Take the records below and set them down exactly, so that every line matches the original.

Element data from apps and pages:

◇ ◇ ◇ ◇

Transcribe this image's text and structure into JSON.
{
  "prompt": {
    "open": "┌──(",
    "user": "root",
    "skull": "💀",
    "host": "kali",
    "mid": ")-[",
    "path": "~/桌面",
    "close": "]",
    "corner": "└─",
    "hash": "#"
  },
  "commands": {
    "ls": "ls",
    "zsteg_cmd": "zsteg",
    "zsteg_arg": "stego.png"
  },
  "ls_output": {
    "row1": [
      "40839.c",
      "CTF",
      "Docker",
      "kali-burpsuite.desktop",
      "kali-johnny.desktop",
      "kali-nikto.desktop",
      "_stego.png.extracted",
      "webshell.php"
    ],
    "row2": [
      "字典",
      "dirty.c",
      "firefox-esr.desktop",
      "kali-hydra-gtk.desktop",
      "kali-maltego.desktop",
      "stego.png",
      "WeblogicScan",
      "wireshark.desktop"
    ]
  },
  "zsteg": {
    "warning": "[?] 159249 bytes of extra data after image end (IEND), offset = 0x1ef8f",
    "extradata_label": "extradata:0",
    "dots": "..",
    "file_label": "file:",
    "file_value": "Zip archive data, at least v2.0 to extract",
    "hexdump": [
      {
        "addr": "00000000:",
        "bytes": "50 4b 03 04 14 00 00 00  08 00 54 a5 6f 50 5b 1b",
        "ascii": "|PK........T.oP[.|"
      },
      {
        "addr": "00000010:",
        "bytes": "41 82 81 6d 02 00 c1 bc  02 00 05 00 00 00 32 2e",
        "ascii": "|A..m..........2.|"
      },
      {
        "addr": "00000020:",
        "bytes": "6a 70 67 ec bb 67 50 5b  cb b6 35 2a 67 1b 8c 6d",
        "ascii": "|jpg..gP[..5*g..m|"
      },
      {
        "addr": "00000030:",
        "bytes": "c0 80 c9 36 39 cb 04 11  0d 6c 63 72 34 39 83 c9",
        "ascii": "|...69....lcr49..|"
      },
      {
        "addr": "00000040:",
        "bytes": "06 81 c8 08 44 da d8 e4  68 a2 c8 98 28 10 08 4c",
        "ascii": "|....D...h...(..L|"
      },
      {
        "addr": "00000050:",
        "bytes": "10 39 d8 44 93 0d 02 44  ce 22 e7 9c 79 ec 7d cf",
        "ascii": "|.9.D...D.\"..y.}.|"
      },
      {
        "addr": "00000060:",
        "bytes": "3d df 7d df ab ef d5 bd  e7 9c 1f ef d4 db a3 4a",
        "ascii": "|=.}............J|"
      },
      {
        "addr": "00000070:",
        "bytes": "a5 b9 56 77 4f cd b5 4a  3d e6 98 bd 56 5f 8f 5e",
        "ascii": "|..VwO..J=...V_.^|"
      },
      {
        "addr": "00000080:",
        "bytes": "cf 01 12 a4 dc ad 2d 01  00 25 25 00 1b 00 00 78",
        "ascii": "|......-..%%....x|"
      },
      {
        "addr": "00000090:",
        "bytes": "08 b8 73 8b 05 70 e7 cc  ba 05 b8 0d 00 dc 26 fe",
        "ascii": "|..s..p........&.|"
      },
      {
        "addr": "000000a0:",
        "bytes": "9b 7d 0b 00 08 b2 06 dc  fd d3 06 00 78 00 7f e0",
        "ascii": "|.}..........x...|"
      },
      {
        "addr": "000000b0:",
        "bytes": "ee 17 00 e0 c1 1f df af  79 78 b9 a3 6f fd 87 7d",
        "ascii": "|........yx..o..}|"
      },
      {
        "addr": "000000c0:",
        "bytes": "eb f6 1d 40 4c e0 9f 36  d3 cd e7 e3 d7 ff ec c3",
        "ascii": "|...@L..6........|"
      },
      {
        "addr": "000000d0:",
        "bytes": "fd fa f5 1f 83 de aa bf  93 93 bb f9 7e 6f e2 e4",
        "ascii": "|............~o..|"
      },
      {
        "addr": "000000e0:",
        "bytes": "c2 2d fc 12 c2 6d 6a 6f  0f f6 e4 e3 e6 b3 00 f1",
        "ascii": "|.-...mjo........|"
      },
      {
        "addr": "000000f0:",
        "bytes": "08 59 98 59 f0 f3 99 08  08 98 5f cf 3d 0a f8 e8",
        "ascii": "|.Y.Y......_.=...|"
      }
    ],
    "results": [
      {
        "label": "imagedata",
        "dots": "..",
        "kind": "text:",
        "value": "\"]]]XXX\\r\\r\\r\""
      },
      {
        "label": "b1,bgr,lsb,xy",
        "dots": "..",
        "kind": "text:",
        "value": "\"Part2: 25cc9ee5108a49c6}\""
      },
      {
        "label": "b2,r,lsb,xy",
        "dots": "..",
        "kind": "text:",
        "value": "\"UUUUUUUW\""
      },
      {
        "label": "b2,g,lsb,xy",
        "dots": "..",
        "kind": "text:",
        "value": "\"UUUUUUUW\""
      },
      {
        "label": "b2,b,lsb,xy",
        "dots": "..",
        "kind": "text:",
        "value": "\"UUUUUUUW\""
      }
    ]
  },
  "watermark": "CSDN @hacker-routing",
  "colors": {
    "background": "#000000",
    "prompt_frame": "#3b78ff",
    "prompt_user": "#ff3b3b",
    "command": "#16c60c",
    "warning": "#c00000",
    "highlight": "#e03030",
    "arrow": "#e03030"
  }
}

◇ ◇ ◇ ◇

• [Output of the task]:
Transcribe this image's text and structure into JSON.
{
  "prompt": {
    "open": "┌──(",
    "user": "root",
    "skull": "💀",
    "host": "kali",
    "mid": ")-[",
    "path": "~/桌面",
    "close": "]",
    "corner": "└─",
    "hash": "#"
  },
  "commands": {
    "ls": "ls",
    "zsteg_cmd": "zsteg",
    "zsteg_arg": "stego.png"
  },
  "ls_output": {
    "row1": [
      "40839.c",
      "CTF",
      "Docker",
      "kali-burpsuite.desktop",
      "kali-johnny.desktop",
      "kali-nikto.desktop",
      "_stego.png.extracted",
      "webshell.php"
    ],
    "row2": [
      "字典",
      "dirty.c",
      "firefox-esr.desktop",
      "kali-hydra-gtk.desktop",
      "kali-maltego.desktop",
      "stego.png",
      "WeblogicScan",
      "wireshark.desktop"
    ]
  },
  "zsteg": {
    "warning": "[?] 159249 bytes of extra data after image end (IEND), offset = 0x1ef8f",
    "extradata_label": "extradata:0",
    "dots": "..",
    "file_label": "file:",
    "file_value": "Zip archive data, at least v2.0 to extract",
    "hexdump": [
      {
        "addr": "00000000:",
        "bytes": "50 4b 03 04 14 00 00 00  08 00 54 a5 6f 50 5b 1b",
        "ascii": "|PK........T.oP[.|"
      },
      {
        "addr": "00000010:",
        "bytes": "41 82 81 6d 02 00 c1 bc  02 00 05 00 00 00 32 2e",
        "ascii": "|A..m..........2.|"
      },
      {
        "addr": "00000020:",
        "bytes": "6a 70 67 ec bb 67 50 5b  cb b6 35 2a 67 1b 8c 6d",
        "ascii": "|jpg..gP[..5*g..m|"
      },
      {
        "addr": "00000030:",
        "bytes": "c0 80 c9 36 39 cb 04 11  0d 6c 63 72 34 39 83 c9",
        "ascii": "|...69....lcr49..|"
      },
      {
        "addr": "00000040:",
        "bytes": "06 81 c8 08 44 da d8 e4  68 a2 c8 98 28 10 08 4c",
        "ascii": "|....D...h...(..L|"
      },
      {
        "addr": "00000050:",
        "bytes": "10 39 d8 44 93 0d 02 44  ce 22 e7 9c 79 ec 7d cf",
        "ascii": "|.9.D...D.\"..y.}.|"
      },
      {
        "addr": "00000060:",
        "bytes": "3d df 7d df ab ef d5 bd  e7 9c 1f ef d4 db a3 4a",
        "ascii": "|=.}............J|"
      },
      {
        "addr": "00000070:",
        "bytes": "a5 b9 56 77 4f cd b5 4a  3d e6 98 bd 56 5f 8f 5e",
        "ascii": "|..VwO..J=...V_.^|"
      },
      {
        "addr": "00000080:",
        "bytes": "cf 01 12 a4 dc ad 2d 01  00 25 25 00 1b 00 00 78",
        "ascii": "|......-..%%....x|"
      },
      {
        "addr": "00000090:",
        "bytes": "08 b8 73 8b 05 70 e7 cc  ba 05 b8 0d 00 dc 26 fe",
        "ascii": "|..s..p........&.|"
      },
      {
        "addr": "000000a0:",
        "bytes": "9b 7d 0b 00 08 b2 06 dc  fd d3 06 00 78 00 7f e0",
        "ascii": "|.}..........x...|"
      },
      {
        "addr": "000000b0:",
        "bytes": "ee 17 00 e0 c1 1f df af  79 78 b9 a3 6f fd 87 7d",
        "ascii": "|........yx..o..}|"
      },
      {
        "addr": "000000c0:",
        "bytes": "eb f6 1d 40 4c e0 9f 36  d3 cd e7 e3 d7 ff ec c3",
        "ascii": "|...@L..6........|"
      },
      {
        "addr": "000000d0:",
        "bytes": "fd fa f5 1f 83 de aa bf  93 93 bb f9 7e 6f e2 e4",
        "ascii": "|............~o..|"
      },
      {
        "addr": "000000e0:",
        "bytes": "c2 2d fc 12 c2 6d 6a 6f  0f f6 e4 e3 e6 b3 00 f1",
        "ascii": "|.-...mjo........|"
      },
      {
        "addr": "000000f0:",
        "bytes": "08 59 98 59 f0 f3 99 08  08 98 5f cf 3d 0a f8 e8",
        "ascii": "|.Y.Y......_.=...|"
      }
    ],
    "results": [
      {
        "label": "imagedata",
        "dots": "..",
        "kind": "text:",
        "value": "\"]]]XXX\\r\\r\\r\""
      },
      {
        "label": "b1,bgr,lsb,xy",
        "dots": "..",
        "kind": "text:",
        "value": "\"Part2: 25cc9ee5108a49c6}\""
      },
      {
        "label": "b2,r,lsb,xy",
        "dots": "..",
        "kind": "text:",
        "value": "\"UUUUUUUW\""
      },
      {
        "label": "b2,g,lsb,xy",
        "dots": "..",
        "kind": "text:",
        "value": "\"UUUUUUUW\""
      },
      {
        "label": "b2,b,lsb,xy",
        "dots": "..",
        "kind": "text:",
        "value": "\"UUUUUUUW\""
      }
    ]
  },
  "watermark": "CSDN @hacker-routing",
  "colors": {
    "background": "#000000",
    "prompt_frame": "#3b78ff",
    "prompt_user": "#ff3b3b",
    "command": "#16c60c",
    "warning": "#c00000",
    "highlight": "#e03030",
    "arrow": "#e03030"
  }
}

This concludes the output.